#### [Required action]
From the first line to the last, give the listing again exactly.

#### [The data]
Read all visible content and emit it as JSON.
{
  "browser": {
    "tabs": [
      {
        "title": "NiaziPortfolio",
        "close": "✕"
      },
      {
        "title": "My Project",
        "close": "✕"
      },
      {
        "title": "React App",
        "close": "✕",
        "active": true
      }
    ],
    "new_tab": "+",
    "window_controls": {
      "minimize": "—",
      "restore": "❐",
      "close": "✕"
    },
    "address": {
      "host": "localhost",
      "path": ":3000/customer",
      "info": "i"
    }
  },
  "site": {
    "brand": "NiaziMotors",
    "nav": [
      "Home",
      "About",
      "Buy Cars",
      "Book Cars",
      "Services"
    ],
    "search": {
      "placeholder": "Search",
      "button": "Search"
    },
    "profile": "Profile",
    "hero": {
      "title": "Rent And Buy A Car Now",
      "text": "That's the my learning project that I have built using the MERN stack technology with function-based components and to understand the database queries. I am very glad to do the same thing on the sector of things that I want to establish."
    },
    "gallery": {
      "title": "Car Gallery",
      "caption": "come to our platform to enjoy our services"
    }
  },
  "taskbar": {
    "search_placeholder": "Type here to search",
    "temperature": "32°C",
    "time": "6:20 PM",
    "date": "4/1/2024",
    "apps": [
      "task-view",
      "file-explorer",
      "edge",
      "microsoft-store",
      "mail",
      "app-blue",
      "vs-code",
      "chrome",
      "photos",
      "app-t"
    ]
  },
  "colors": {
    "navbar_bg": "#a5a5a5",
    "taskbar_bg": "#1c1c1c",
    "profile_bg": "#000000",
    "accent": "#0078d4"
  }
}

#### [Answer]
Read all visible content and emit it as JSON.
{
  "browser": {
    "tabs": [
      {
        "title": "NiaziPortfolio",
        "close": "✕"
      },
      {
        "title": "My Project",
        "close": "✕"
      },
      {
        "title": "React App",
        "close": "✕",
        "active": true
      }
    ],
    "new_tab": "+",
    "window_controls": {
      "minimize": "—",
      "restore": "❐",
      "close": "✕"
    },
    "address": {
      "host": "localhost",
      "path": ":3000/customer",
      "info": "i"
    }
  },
  "site": {
    "brand": "NiaziMotors",
    "nav": [
      "Home",
      "About",
      "Buy Cars",
      "Book Cars",
      "Services"
    ],
    "search": {
      "placeholder": "Search",
      "button": "Search"
    },
    "profile": "Profile",
    "hero": {
      "title": "Rent And Buy A Car Now",
      "text": "That's the my learning project that I have built using the MERN stack technology with function-based components and to understand the database queries. I am very glad to do the same thing on the sector of things that I want to establish."
    },
    "gallery": {
      "title": "Car Gallery",
      "caption": "come to our platform to enjoy our services"
    }
  },
  "taskbar": {
    "search_placeholder": "Type here to search",
    "temperature": "32°C",
    "time": "6:20 PM",
    "date": "4/1/2024",
    "apps": [
      "task-view",
      "file-explorer",
      "edge",
      "microsoft-store",
      "mail",
      "app-blue",
      "vs-code",
      "chrome",
      "photos",
      "app-t"
    ]
  },
  "colors": {
    "navbar_bg": "#a5a5a5",
    "taskbar_bg": "#1c1c1c",
    "profile_bg": "#000000",
    "accent": "#0078d4"
  }
}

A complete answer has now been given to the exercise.